Wood has more than 30 years’ experience in the aerospace sector, including lengthy spells at engine maker Rolls-Royce and at Messier-Dowty, which became Safran Landing Systems, part of Safran SA.
Meggitt reported civil aerospace organic revenue up 4 percent in the third quarter, while organic military revenue fell 5 percent and energy slid by 8 percent.
“If the latter declines (in military and energy) ended, we believed the Meggitt equity story would start to work. We are optimistic 2H17 is indeed a turning point,” the Jefferies analysts said.
Jefferies, which has a “buy” rating on the stock, added that the sale of Meggitt Target Systems in December has probably reduced the group’s exposure to British defence spending to a modest level.
“The big question now is whether Congress can pass the U.S. FY18 Defense Budget. The FY18 Budget Request looked most encouraging for Meggitt. The FY18 Defense Appropriations proposed by the Senate Committee on Armed Services looks more positive still,” the analysts said.
The U.S. accounts for 54 percent of Meggitt revenue.
When Young took over as Meggit’s finance director in 2004, the company’s revenue was 479 million pounds ($628 million), growing to 1.99 billion pounds in 2016.
“Since FY04, Meggitt has taken some steps that we did not always immediately endorse, such as the acquisitions of Dunlop Standard and K&F Industries. Hindsight suggests they were really the stepping stones to ensuring Meggitt could position itself to secure growth on the forthcoming new aircraft and engine programmes,” Jefferies analysts said.
“Perhaps 4Q17 will be the first time what has been built shines through.”

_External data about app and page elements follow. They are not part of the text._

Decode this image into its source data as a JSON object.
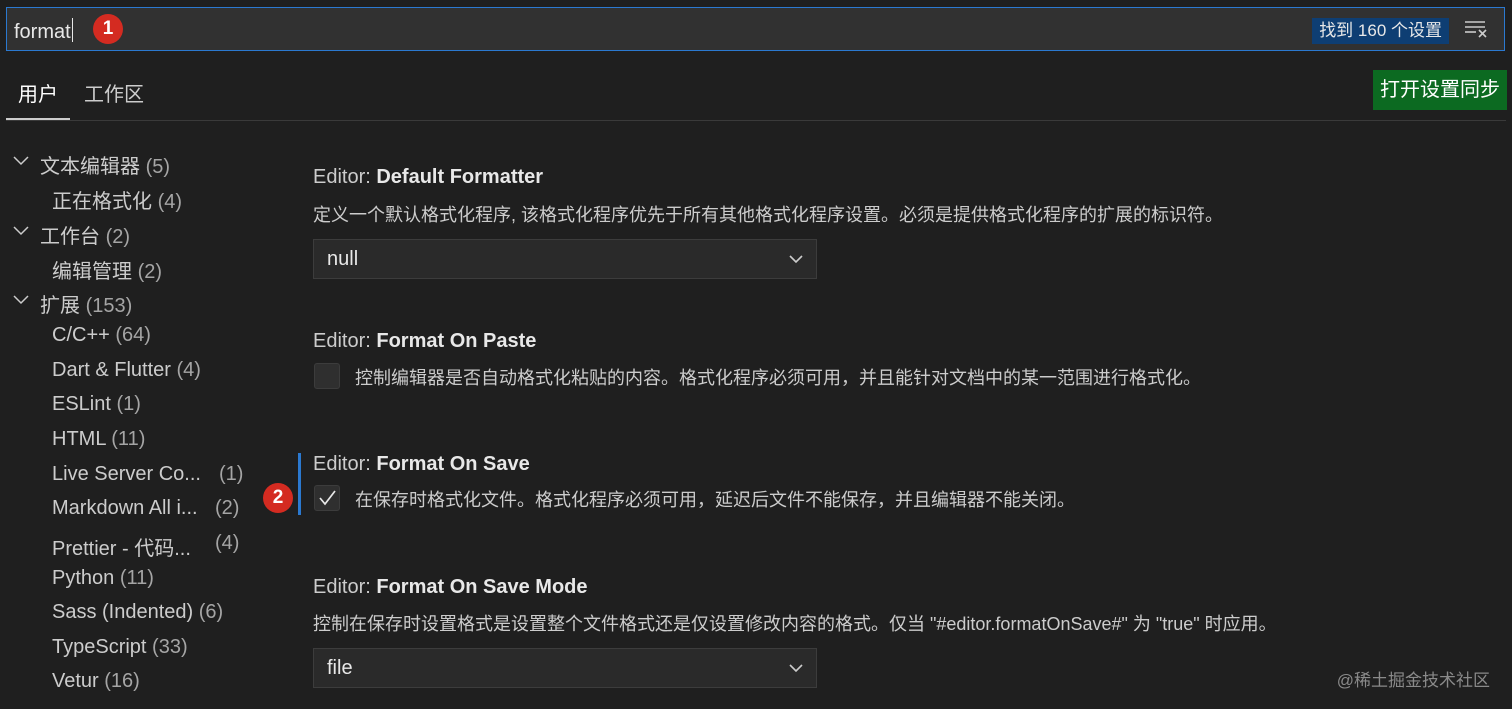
{
  "search": {
    "value": "format",
    "result_count": "找到 160 个设置"
  },
  "markers": [
    "1",
    "2"
  ],
  "tabs": [
    "用户",
    "工作区"
  ],
  "sync_button": "打开设置同步",
  "tree": [
    {
      "label": "文本编辑器",
      "count": "(5)"
    },
    {
      "label": "正在格式化",
      "count": "(4)"
    },
    {
      "label": "工作台",
      "count": "(2)"
    },
    {
      "label": "编辑管理",
      "count": "(2)"
    },
    {
      "label": "扩展",
      "count": "(153)"
    },
    {
      "label": "C/C++",
      "count": "(64)"
    },
    {
      "label": "Dart & Flutter",
      "count": "(4)"
    },
    {
      "label": "ESLint",
      "count": "(1)"
    },
    {
      "label": "HTML",
      "count": "(11)"
    },
    {
      "label": "Live Server Co...",
      "count": "(1)"
    },
    {
      "label": "Markdown All i...",
      "count": "(2)"
    },
    {
      "label": "Prettier - 代码...",
      "count": "(4)"
    },
    {
      "label": "Python",
      "count": "(11)"
    },
    {
      "label": "Sass (Indented)",
      "count": "(6)"
    },
    {
      "label": "TypeScript",
      "count": "(33)"
    },
    {
      "label": "Vetur",
      "count": "(16)"
    }
  ],
  "settings": [
    {
      "prefix": "Editor: ",
      "name": "Default Formatter",
      "desc": "定义一个默认格式化程序, 该格式化程序优先于所有其他格式化程序设置。必须是提供格式化程序的扩展的标识符。",
      "value": "null"
    },
    {
      "prefix": "Editor: ",
      "name": "Format On Paste",
      "desc": "控制编辑器是否自动格式化粘贴的内容。格式化程序必须可用，并且能针对文档中的某一范围进行格式化。",
      "checked": false
    },
    {
      "prefix": "Editor: ",
      "name": "Format On Save",
      "desc": "在保存时格式化文件。格式化程序必须可用，延迟后文件不能保存，并且编辑器不能关闭。",
      "checked": true
    },
    {
      "prefix": "Editor: ",
      "name": "Format On Save Mode",
      "desc": "控制在保存时设置格式是设置整个文件格式还是仅设置修改内容的格式。仅当 \"#editor.formatOnSave#\" 为 \"true\" 时应用。",
      "value": "file"
    }
  ],
  "watermark": "@稀土掘金技术社区",
  "colors": {
    "accent": "#2b79d0",
    "marker": "#d42b21",
    "sync": "#0c6a21",
    "badge": "#0e3e73"
  }
}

Shares in Meggitt were up 1.4 percent at 479 pence by 1058 GMT. ($1 = 0.7627 pounds)
Reporting by Noor Zainab Hussain in Bengaluru; Editing by David Goodman